Wednesday, January 27, 2016

GE Relocates to Boston and Collects Millions

By Jim Vaughan, Senior Fellow
Did Owen tip the scales for Boston in the competition for General Electric’s new headquarters?

Owen is the geeky young programmer featured in the self-deprecating advertising campaign promoting GE as a 21st century digital industrial company.

In the ads, when Owen says he will be “writing a new language for machines so trains, planes, even hospitals can work better together,” his classmates respond with condolences and baffled stares. Such is the challenge when you’re trying to transform a company that traces its history back to Thomas Edison and the first light bulb into a “digital industrial company.”

In reality, engineers, coders, programmers and designers are increasingly the jobs GE is trying to fill —“building the software and analytics to bring together the power of machines, big data and people”—and that makes Boston, with 55 colleges and universities, a preferred location.

Plus Massachusetts spends more on research & development than any other region in the world, and Boston attracts a diverse, technologically-fluent workforce focused on solving challenges for the world.

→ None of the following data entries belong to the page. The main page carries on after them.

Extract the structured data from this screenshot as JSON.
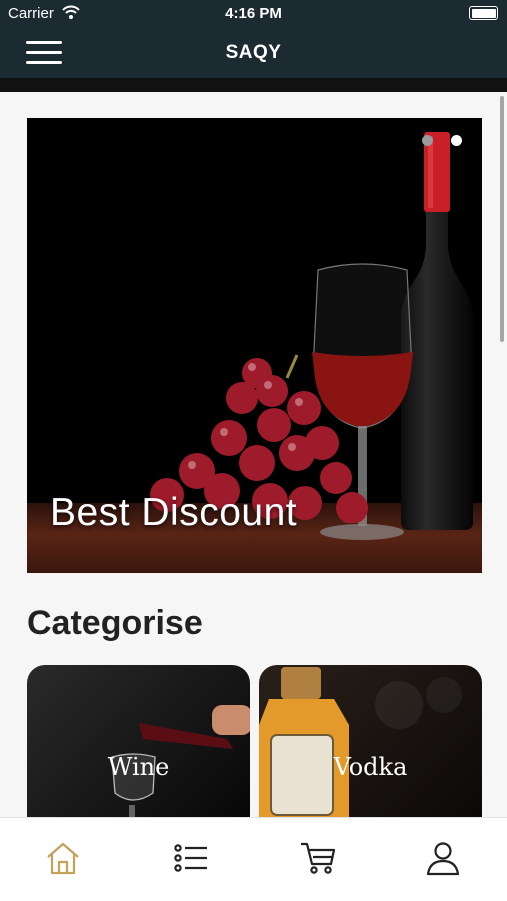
{
  "status_bar": {
    "carrier": "Carrier",
    "time": "4:16 PM"
  },
  "app_bar": {
    "title": "SAQY"
  },
  "banner": {
    "title": "Best Discount",
    "slide_count": 2,
    "active_slide": 2
  },
  "categories": {
    "heading": "Categorise",
    "items": [
      {
        "label": "Wine"
      },
      {
        "label": "Vodka"
      }
    ]
  },
  "tab_bar": {
    "active_tab": "home",
    "active_color": "#c5a25a",
    "inactive_color": "#222222",
    "tabs": [
      {
        "icon": "home-icon"
      },
      {
        "icon": "list-icon"
      },
      {
        "icon": "cart-icon"
      },
      {
        "icon": "profile-icon"
      }
    ]
  },
  "colors": {
    "header": "#1c2a32",
    "background": "#f6f6f6"
  }
}
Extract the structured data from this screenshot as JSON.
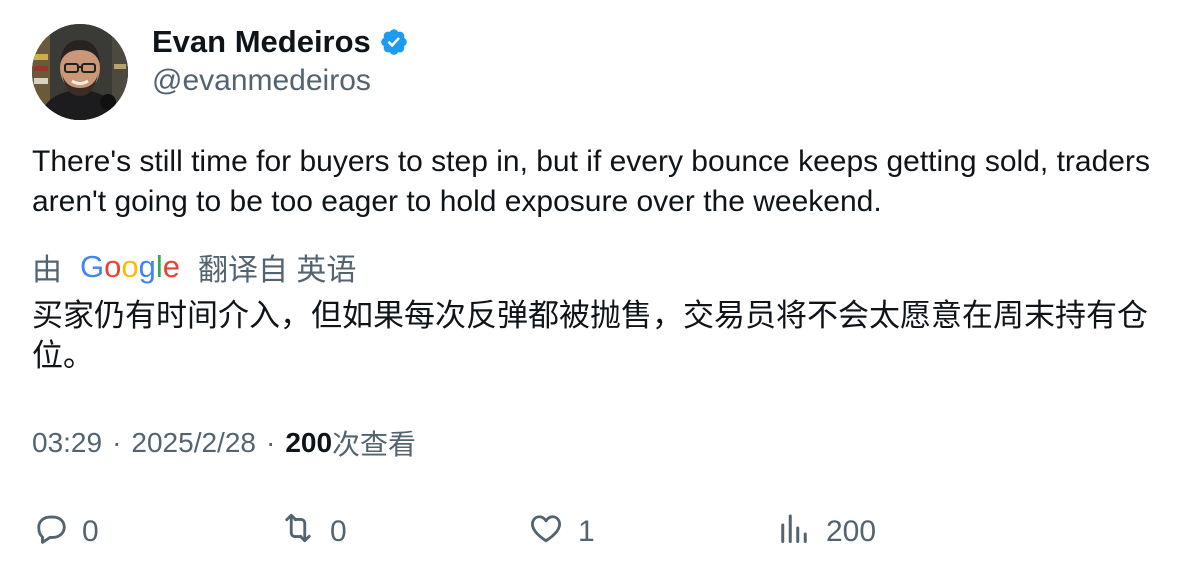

“We want to be at the center of an ecosystem that shares our aspirations,” said CEO Jeff Immelt. So the 123-year-old company is moving from its 1970s corporate campus in Fairfield, Conn. to “the dynamic and creative city of Boston.”

It’s a good bet that Owen and the millennials he represents are more likely to be found in or attracted to Boston’s Seaport District—a dense, vibrant, walkable city center—than to suburban Connecticut. So look for GE to be more competitive for top talent.

But in spite of all of the reasons that made Boston GE’s top choice, GE sought and will receive incentives and subsidies from Boston and the Commonwealth of Massachusetts to the tune of $145 million! This to a company that is valued at more than $250 billion.

Boston recently landed another headquarters facility. Silicon Valley software design giant Autodesk is moving its architecture, engineering and construction division from Waltham, Mass. to a new location in the Seaport District. 

Autodesk is a smaller company—No. 862 on the Fortune 1000 while GE is No. 8—and it’s bringing 170 jobs against 800 for GE. But landing Autodesk was a good deal for Boston.

According to Boston officials, Autodesk is not receiving any incentives to move to the city.

In a CityLab column from The Atlantic, Richard Florida concluded, “The reality is that these incentives are a drop in the bucket for a company like GE. In fact, GE turned down reportedly bigger incentive packages from states like New York. Ultimately, all these incentives really do is take money out of the pockets of Boston and Massachusetts taxpayers—money that could and should be used to reduce poverty and improve education in the city and state’s many disadvantaged neighborhoods.

“Perhaps it’s finally time for the federal government to step in and stop the incentive madness. In the meantime, GE could always do the right thing and give the taxpayers back their money. For a company that wants to be seen as both cutting-edge and a good corporate citizen, such a move would set an important precedent.”

I’m with Florida on this one.